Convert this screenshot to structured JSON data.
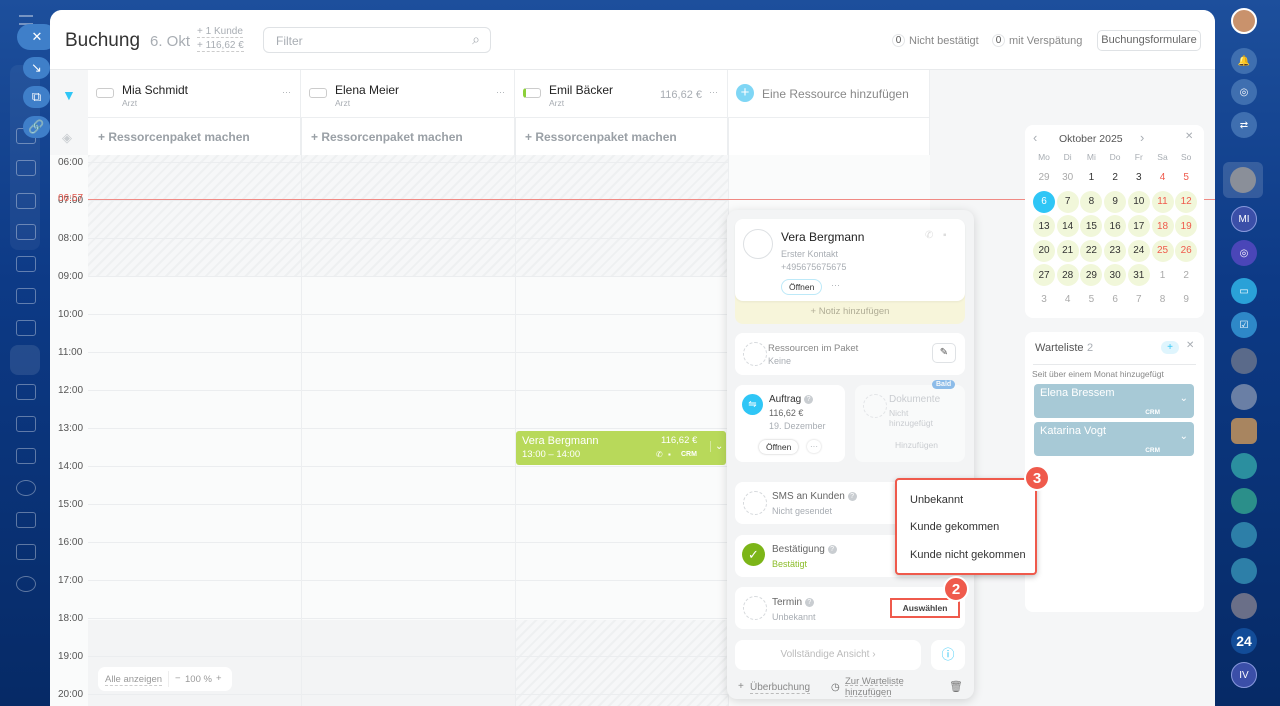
{
  "header": {
    "title": "Buchung",
    "date": "6. Okt",
    "stat_clients": "+ 1 Kunde",
    "stat_sum": "+ 116,62 €",
    "filter_placeholder": "Filter",
    "unconfirmed_count": "0",
    "unconfirmed_label": "Nicht bestätigt",
    "late_count": "0",
    "late_label": "mit Verspätung",
    "forms_button": "Buchungsformulare"
  },
  "resources": [
    {
      "name": "Mia Schmidt",
      "role": "Arzt",
      "amount": "",
      "more": "···"
    },
    {
      "name": "Elena Meier",
      "role": "Arzt",
      "amount": "",
      "more": "···"
    },
    {
      "name": "Emil Bäcker",
      "role": "Arzt",
      "amount": "116,62 €",
      "more": "···"
    }
  ],
  "add_resource": "Eine Ressource hinzufügen",
  "pack_label": "+ Ressorcenpaket machen",
  "now_time": "06:57",
  "times": [
    "06:00",
    "07:00",
    "08:00",
    "09:00",
    "10:00",
    "11:00",
    "12:00",
    "13:00",
    "14:00",
    "15:00",
    "16:00",
    "17:00",
    "18:00",
    "19:00",
    "20:00"
  ],
  "booking": {
    "name": "Vera Bergmann",
    "time": "13:00 – 14:00",
    "amount": "116,62 €",
    "crm": "CRM"
  },
  "zoom": {
    "show_all": "Alle anzeigen",
    "minus": "−",
    "level": "100 %",
    "plus": "+"
  },
  "popup": {
    "client_name": "Vera Bergmann",
    "client_sub": "Erster Kontakt",
    "client_phone": "+495675675675",
    "open": "Öffnen",
    "more": "···",
    "add_note": "+ Notiz hinzufügen",
    "pkg_title": "Ressourcen im Paket",
    "pkg_value": "Keine",
    "order_title": "Auftrag",
    "order_amount": "116,62 €",
    "order_date": "19. Dezember",
    "order_open": "Öffnen",
    "docs_badge": "Bald",
    "docs_title": "Dokumente",
    "docs_value": "Nicht hinzugefügt",
    "docs_add": "Hinzufügen",
    "sms_title": "SMS an Kunden",
    "sms_value": "Nicht gesendet",
    "confirm_title": "Bestätigung",
    "confirm_value": "Bestätigt",
    "term_title": "Termin",
    "term_value": "Unbekannt",
    "term_select": "Auswählen",
    "full_view": "Vollständige Ansicht ›",
    "overbooking": "Überbuchung",
    "waitlist_add": "Zur Warteliste hinzufügen"
  },
  "dropdown": {
    "options": [
      "Unbekannt",
      "Kunde gekommen",
      "Kunde nicht gekommen"
    ]
  },
  "badges": {
    "step2": "2",
    "step3": "3"
  },
  "calendar": {
    "month": "Oktober 2025",
    "weekdays": [
      "Mo",
      "Di",
      "Mi",
      "Do",
      "Fr",
      "Sa",
      "So"
    ],
    "days": [
      "29",
      "30",
      "1",
      "2",
      "3",
      "4",
      "5",
      "6",
      "7",
      "8",
      "9",
      "10",
      "11",
      "12",
      "13",
      "14",
      "15",
      "16",
      "17",
      "18",
      "19",
      "20",
      "21",
      "22",
      "23",
      "24",
      "25",
      "26",
      "27",
      "28",
      "29",
      "30",
      "31",
      "1",
      "2",
      "3",
      "4",
      "5",
      "6",
      "7",
      "8",
      "9"
    ],
    "selected": "6"
  },
  "waitlist": {
    "title": "Warteliste",
    "count": "2",
    "group": "Seit über einem Monat hinzugefügt",
    "items": [
      "Elena Bressem",
      "Katarina Vogt"
    ],
    "crm": "CRM"
  },
  "right_sidebar": {
    "mi": "MI",
    "b24": "24",
    "iv": "IV"
  },
  "colors": {
    "accent": "#2fc6f6",
    "booking": "#b8d95a",
    "danger": "#ef5a4c",
    "now": "#f08a84"
  }
}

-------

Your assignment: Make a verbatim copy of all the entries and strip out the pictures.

Solution for this task:
Convert this screenshot to structured JSON data.
{
  "header": {
    "title": "Buchung",
    "date": "6. Okt",
    "stat_clients": "+ 1 Kunde",
    "stat_sum": "+ 116,62 €",
    "filter_placeholder": "Filter",
    "unconfirmed_count": "0",
    "unconfirmed_label": "Nicht bestätigt",
    "late_count": "0",
    "late_label": "mit Verspätung",
    "forms_button": "Buchungsformulare"
  },
  "resources": [
    {
      "name": "Mia Schmidt",
      "role": "Arzt",
      "amount": "",
      "more": "···"
    },
    {
      "name": "Elena Meier",
      "role": "Arzt",
      "amount": "",
      "more": "···"
    },
    {
      "name": "Emil Bäcker",
      "role": "Arzt",
      "amount": "116,62 €",
      "more": "···"
    }
  ],
  "add_resource": "Eine Ressource hinzufügen",
  "pack_label": "+ Ressorcenpaket machen",
  "now_time": "06:57",
  "times": [
    "06:00",
    "07:00",
    "08:00",
    "09:00",
    "10:00",
    "11:00",
    "12:00",
    "13:00",
    "14:00",
    "15:00",
    "16:00",
    "17:00",
    "18:00",
    "19:00",
    "20:00"
  ],
  "booking": {
    "name": "Vera Bergmann",
    "time": "13:00 – 14:00",
    "amount": "116,62 €",
    "crm": "CRM"
  },
  "zoom": {
    "show_all": "Alle anzeigen",
    "minus": "−",
    "level": "100 %",
    "plus": "+"
  },
  "popup": {
    "client_name": "Vera Bergmann",
    "client_sub": "Erster Kontakt",
    "client_phone": "+495675675675",
    "open": "Öffnen",
    "more": "···",
    "add_note": "+ Notiz hinzufügen",
    "pkg_title": "Ressourcen im Paket",
    "pkg_value": "Keine",
    "order_title": "Auftrag",
    "order_amount": "116,62 €",
    "order_date": "19. Dezember",
    "order_open": "Öffnen",
    "docs_badge": "Bald",
    "docs_title": "Dokumente",
    "docs_value": "Nicht hinzugefügt",
    "docs_add": "Hinzufügen",
    "sms_title": "SMS an Kunden",
    "sms_value": "Nicht gesendet",
    "confirm_title": "Bestätigung",
    "confirm_value": "Bestätigt",
    "term_title": "Termin",
    "term_value": "Unbekannt",
    "term_select": "Auswählen",
    "full_view": "Vollständige Ansicht ›",
    "overbooking": "Überbuchung",
    "waitlist_add": "Zur Warteliste hinzufügen"
  },
  "dropdown": {
    "options": [
      "Unbekannt",
      "Kunde gekommen",
      "Kunde nicht gekommen"
    ]
  },
  "badges": {
    "step2": "2",
    "step3": "3"
  },
  "calendar": {
    "month": "Oktober 2025",
    "weekdays": [
      "Mo",
      "Di",
      "Mi",
      "Do",
      "Fr",
      "Sa",
      "So"
    ],
    "days": [
      "29",
      "30",
      "1",
      "2",
      "3",
      "4",
      "5",
      "6",
      "7",
      "8",
      "9",
      "10",
      "11",
      "12",
      "13",
      "14",
      "15",
      "16",
      "17",
      "18",
      "19",
      "20",
      "21",
      "22",
      "23",
      "24",
      "25",
      "26",
      "27",
      "28",
      "29",
      "30",
      "31",
      "1",
      "2",
      "3",
      "4",
      "5",
      "6",
      "7",
      "8",
      "9"
    ],
    "selected": "6"
  },
  "waitlist": {
    "title": "Warteliste",
    "count": "2",
    "group": "Seit über einem Monat hinzugefügt",
    "items": [
      "Elena Bressem",
      "Katarina Vogt"
    ],
    "crm": "CRM"
  },
  "right_sidebar": {
    "mi": "MI",
    "b24": "24",
    "iv": "IV"
  },
  "colors": {
    "accent": "#2fc6f6",
    "booking": "#b8d95a",
    "danger": "#ef5a4c",
    "now": "#f08a84"
  }
}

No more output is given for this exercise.